__Task item__. Look through the lines below and extract each one that contains "Alias".

__Records excerpted from a collection__.
*-*-*
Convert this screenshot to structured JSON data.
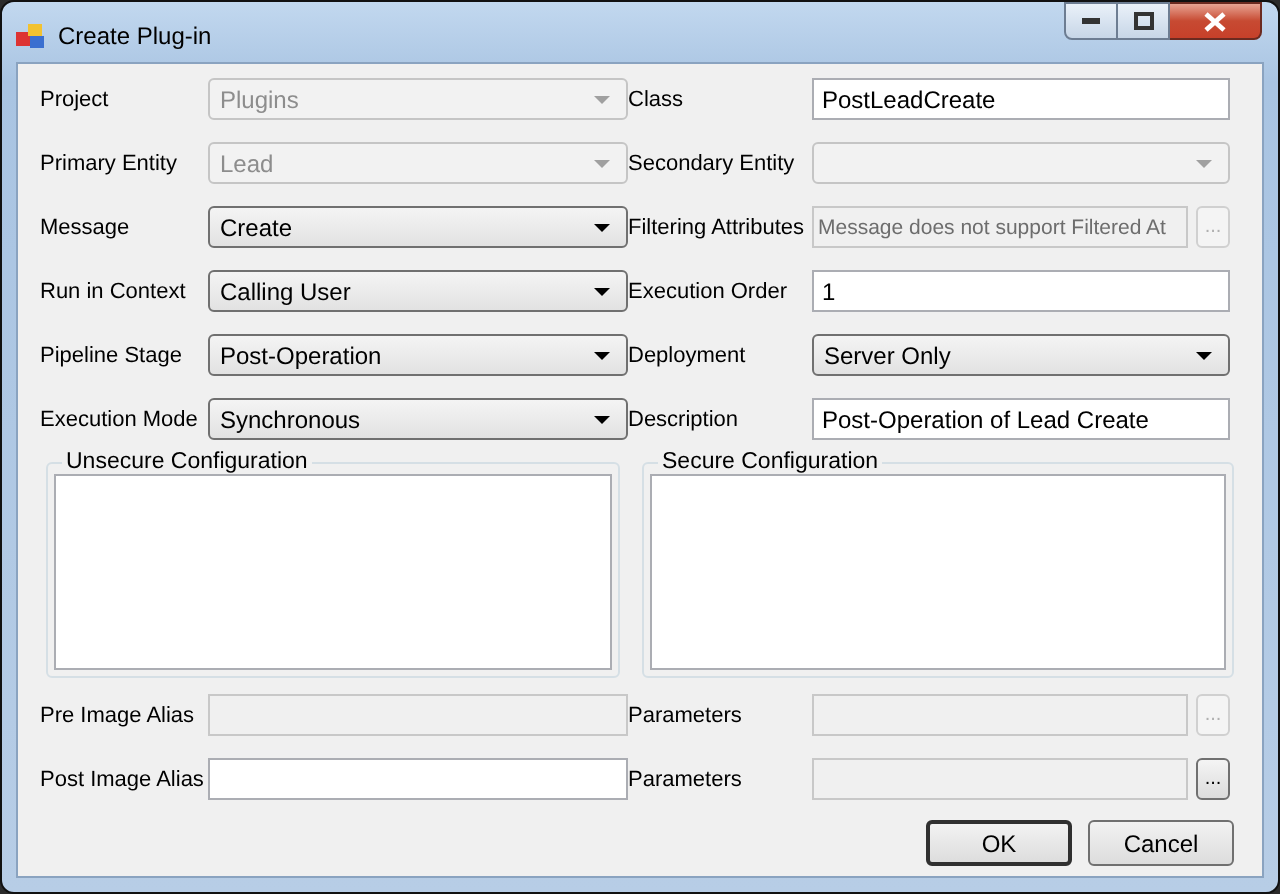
{
  "window": {
    "title": "Create Plug-in"
  },
  "fields": [
    {
      "label": "Project",
      "kind": "combo",
      "value": "Plugins",
      "disabled": true
    },
    {
      "label": "Class",
      "kind": "text",
      "value": "PostLeadCreate",
      "disabled": false
    },
    {
      "label": "Primary Entity",
      "kind": "combo",
      "value": "Lead",
      "disabled": true
    },
    {
      "label": "Secondary Entity",
      "kind": "combo",
      "disabled": true
    },
    {
      "label": "Message",
      "kind": "combo",
      "value": "Create",
      "disabled": false
    },
    {
      "label": "Filtering Attributes",
      "kind": "browse",
      "value": "Message does not support Filtered At",
      "disabled": true,
      "button": "...",
      "button_disabled": true
    },
    {
      "label": "Run in Context",
      "kind": "combo",
      "value": "Calling User",
      "disabled": false
    },
    {
      "label": "Execution Order",
      "kind": "text",
      "value": "1",
      "disabled": false
    },
    {
      "label": "Pipeline Stage",
      "kind": "combo",
      "value": "Post-Operation",
      "disabled": false
    },
    {
      "label": "Deployment",
      "kind": "combo",
      "value": "Server Only",
      "disabled": false
    },
    {
      "label": "Execution Mode",
      "kind": "combo",
      "value": "Synchronous",
      "disabled": false
    },
    {
      "label": "Description",
      "kind": "text",
      "value": "Post-Operation of Lead Create",
      "disabled": false
    }
  ],
  "config_groups": [
    {
      "label": "Unsecure Configuration"
    },
    {
      "label": "Secure Configuration"
    }
  ],
  "image_fields": [
    {
      "label": "Pre Image Alias",
      "kind": "text",
      "disabled": true
    },
    {
      "label": "Parameters",
      "kind": "browse",
      "disabled": true,
      "button": "...",
      "button_disabled": true
    },
    {
      "label": "Post Image Alias",
      "kind": "text",
      "disabled": false
    },
    {
      "label": "Parameters",
      "kind": "browse",
      "disabled": true,
      "button": "...",
      "button_disabled": false
    }
  ],
  "buttons": [
    {
      "label": "OK",
      "default": true
    },
    {
      "label": "Cancel",
      "default": false
    }
  ]
}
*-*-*
__Exercise output__.
      "label": "Pre Image Alias",
      "label": "Post Image Alias",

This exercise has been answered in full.